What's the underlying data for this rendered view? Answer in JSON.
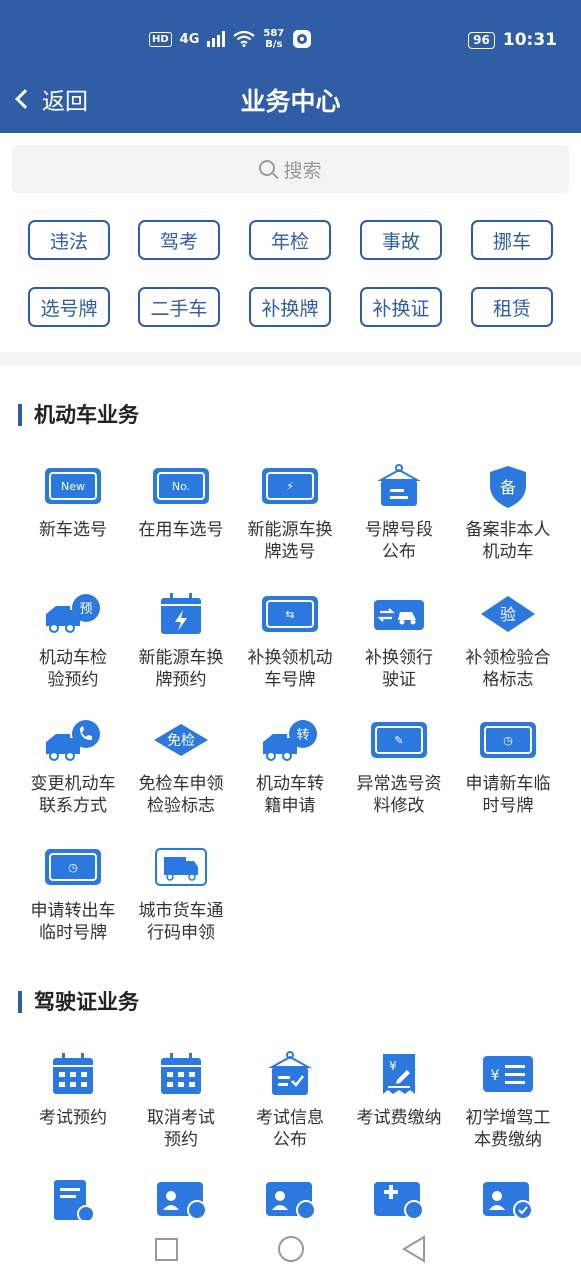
{
  "status_bar": {
    "network": "4G",
    "speed_top": "587",
    "speed_bottom": "B/s",
    "battery": "96",
    "time": "10:31"
  },
  "nav": {
    "back_label": "返回",
    "title": "业务中心"
  },
  "search": {
    "placeholder": "搜索"
  },
  "quick_tags": [
    "违法",
    "驾考",
    "年检",
    "事故",
    "挪车",
    "选号牌",
    "二手车",
    "补换牌",
    "补换证",
    "租赁"
  ],
  "vehicle_section": {
    "title": "机动车业务",
    "items": [
      {
        "label": "新车选号",
        "icon": "new-plate-icon"
      },
      {
        "label": "在用车选号",
        "icon": "no-plate-icon"
      },
      {
        "label": "新能源车换牌选号",
        "icon": "ev-plate-icon"
      },
      {
        "label": "号牌号段公布",
        "icon": "notice-board-icon"
      },
      {
        "label": "备案非本人机动车",
        "icon": "shield-record-icon"
      },
      {
        "label": "机动车检验预约",
        "icon": "truck-reserve-icon"
      },
      {
        "label": "新能源车换牌预约",
        "icon": "ev-calendar-icon"
      },
      {
        "label": "补换领机动车号牌",
        "icon": "swap-plate-icon"
      },
      {
        "label": "补换领行驶证",
        "icon": "license-car-icon"
      },
      {
        "label": "补领检验合格标志",
        "icon": "inspect-diamond-icon"
      },
      {
        "label": "变更机动车联系方式",
        "icon": "truck-phone-icon"
      },
      {
        "label": "免检车申领检验标志",
        "icon": "exempt-diamond-icon"
      },
      {
        "label": "机动车转籍申请",
        "icon": "truck-transfer-icon"
      },
      {
        "label": "异常选号资料修改",
        "icon": "edit-plate-icon"
      },
      {
        "label": "申请新车临时号牌",
        "icon": "temp-plate-icon"
      },
      {
        "label": "申请转出车临时号牌",
        "icon": "temp-plate-out-icon"
      },
      {
        "label": "城市货车通行码申领",
        "icon": "freight-truck-icon"
      }
    ],
    "badges": {
      "new": "New",
      "no": "No.",
      "reserve": "预",
      "inspect": "验",
      "exempt": "免检",
      "transfer": "转",
      "record": "备"
    }
  },
  "license_section": {
    "title": "驾驶证业务",
    "items": [
      {
        "label": "考试预约",
        "icon": "calendar-icon"
      },
      {
        "label": "取消考试预约",
        "icon": "calendar-cancel-icon"
      },
      {
        "label": "考试信息公布",
        "icon": "notice-check-icon"
      },
      {
        "label": "考试费缴纳",
        "icon": "fee-receipt-icon"
      },
      {
        "label": "初学增驾工本费缴纳",
        "icon": "fee-list-icon"
      }
    ]
  },
  "colors": {
    "header": "#2f5ea6",
    "accent": "#2b79de"
  }
}
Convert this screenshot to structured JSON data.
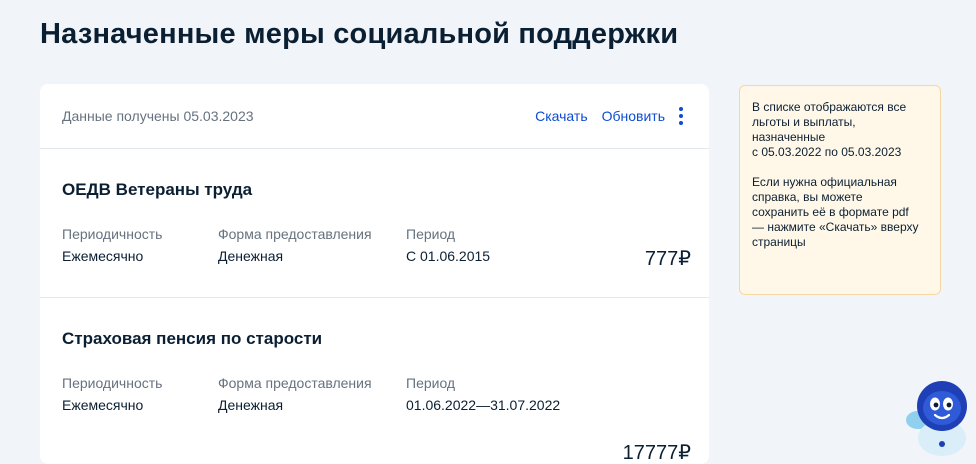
{
  "page_title": "Назначенные меры социальной поддержки",
  "card": {
    "received": "Данные получены 05.03.2023",
    "download_label": "Скачать",
    "refresh_label": "Обновить",
    "more_icon": "kebab-menu-icon"
  },
  "measures": [
    {
      "title": "ОЕДВ Ветераны труда",
      "periodicity_label": "Периодичность",
      "periodicity": "Ежемесячно",
      "form_label": "Форма предоставления",
      "form": "Денежная",
      "period_label": "Период",
      "period": "С 01.06.2015",
      "amount": "777₽"
    },
    {
      "title": "Страховая пенсия по старости",
      "periodicity_label": "Периодичность",
      "periodicity": "Ежемесячно",
      "form_label": "Форма предоставления",
      "form": "Денежная",
      "period_label": "Период",
      "period": "01.06.2022—31.07.2022",
      "amount": "17777₽"
    }
  ],
  "info": {
    "text1": "В списке отображаются все\nльготы и выплаты,\nназначенные\nс 05.03.2022 по 05.03.2023",
    "text2": "Если нужна официальная\nсправка, вы можете\nсохранить её в формате pdf\n— нажмите «Скачать» вверху\nстраницы"
  },
  "assistant_icon": "robot-assistant-icon",
  "colors": {
    "accent": "#0d4cd3",
    "background": "#f1f4f8",
    "info_bg": "#fff8e8",
    "info_border": "#f7d7a1",
    "text": "#0b1f33",
    "muted": "#66727f"
  }
}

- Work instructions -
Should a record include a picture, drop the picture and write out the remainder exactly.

- Result of this task -
What's the underlying data for this rendered view? Answer in JSON.
{
  "status_bar": {
    "network": "4G",
    "speed_top": "587",
    "speed_bottom": "B/s",
    "battery": "96",
    "time": "10:31"
  },
  "nav": {
    "back_label": "返回",
    "title": "业务中心"
  },
  "search": {
    "placeholder": "搜索"
  },
  "quick_tags": [
    "违法",
    "驾考",
    "年检",
    "事故",
    "挪车",
    "选号牌",
    "二手车",
    "补换牌",
    "补换证",
    "租赁"
  ],
  "vehicle_section": {
    "title": "机动车业务",
    "items": [
      {
        "label": "新车选号",
        "icon": "new-plate-icon"
      },
      {
        "label": "在用车选号",
        "icon": "no-plate-icon"
      },
      {
        "label": "新能源车换牌选号",
        "icon": "ev-plate-icon"
      },
      {
        "label": "号牌号段公布",
        "icon": "notice-board-icon"
      },
      {
        "label": "备案非本人机动车",
        "icon": "shield-record-icon"
      },
      {
        "label": "机动车检验预约",
        "icon": "truck-reserve-icon"
      },
      {
        "label": "新能源车换牌预约",
        "icon": "ev-calendar-icon"
      },
      {
        "label": "补换领机动车号牌",
        "icon": "swap-plate-icon"
      },
      {
        "label": "补换领行驶证",
        "icon": "license-car-icon"
      },
      {
        "label": "补领检验合格标志",
        "icon": "inspect-diamond-icon"
      },
      {
        "label": "变更机动车联系方式",
        "icon": "truck-phone-icon"
      },
      {
        "label": "免检车申领检验标志",
        "icon": "exempt-diamond-icon"
      },
      {
        "label": "机动车转籍申请",
        "icon": "truck-transfer-icon"
      },
      {
        "label": "异常选号资料修改",
        "icon": "edit-plate-icon"
      },
      {
        "label": "申请新车临时号牌",
        "icon": "temp-plate-icon"
      },
      {
        "label": "申请转出车临时号牌",
        "icon": "temp-plate-out-icon"
      },
      {
        "label": "城市货车通行码申领",
        "icon": "freight-truck-icon"
      }
    ],
    "badges": {
      "new": "New",
      "no": "No.",
      "reserve": "预",
      "inspect": "验",
      "exempt": "免检",
      "transfer": "转",
      "record": "备"
    }
  },
  "license_section": {
    "title": "驾驶证业务",
    "items": [
      {
        "label": "考试预约",
        "icon": "calendar-icon"
      },
      {
        "label": "取消考试预约",
        "icon": "calendar-cancel-icon"
      },
      {
        "label": "考试信息公布",
        "icon": "notice-check-icon"
      },
      {
        "label": "考试费缴纳",
        "icon": "fee-receipt-icon"
      },
      {
        "label": "初学增驾工本费缴纳",
        "icon": "fee-list-icon"
      }
    ]
  },
  "colors": {
    "header": "#2f5ea6",
    "accent": "#2b79de"
  }
}
Convert this screenshot to structured JSON data.
{
  "page_title": "Назначенные меры социальной поддержки",
  "card": {
    "received": "Данные получены 05.03.2023",
    "download_label": "Скачать",
    "refresh_label": "Обновить",
    "more_icon": "kebab-menu-icon"
  },
  "measures": [
    {
      "title": "ОЕДВ Ветераны труда",
      "periodicity_label": "Периодичность",
      "periodicity": "Ежемесячно",
      "form_label": "Форма предоставления",
      "form": "Денежная",
      "period_label": "Период",
      "period": "С 01.06.2015",
      "amount": "777₽"
    },
    {
      "title": "Страховая пенсия по старости",
      "periodicity_label": "Периодичность",
      "periodicity": "Ежемесячно",
      "form_label": "Форма предоставления",
      "form": "Денежная",
      "period_label": "Период",
      "period": "01.06.2022—31.07.2022",
      "amount": "17777₽"
    }
  ],
  "info": {
    "text1": "В списке отображаются все\nльготы и выплаты,\nназначенные\nс 05.03.2022 по 05.03.2023",
    "text2": "Если нужна официальная\nсправка, вы можете\nсохранить её в формате pdf\n— нажмите «Скачать» вверху\nстраницы"
  },
  "assistant_icon": "robot-assistant-icon",
  "colors": {
    "accent": "#0d4cd3",
    "background": "#f1f4f8",
    "info_bg": "#fff8e8",
    "info_border": "#f7d7a1",
    "text": "#0b1f33",
    "muted": "#66727f"
  }
}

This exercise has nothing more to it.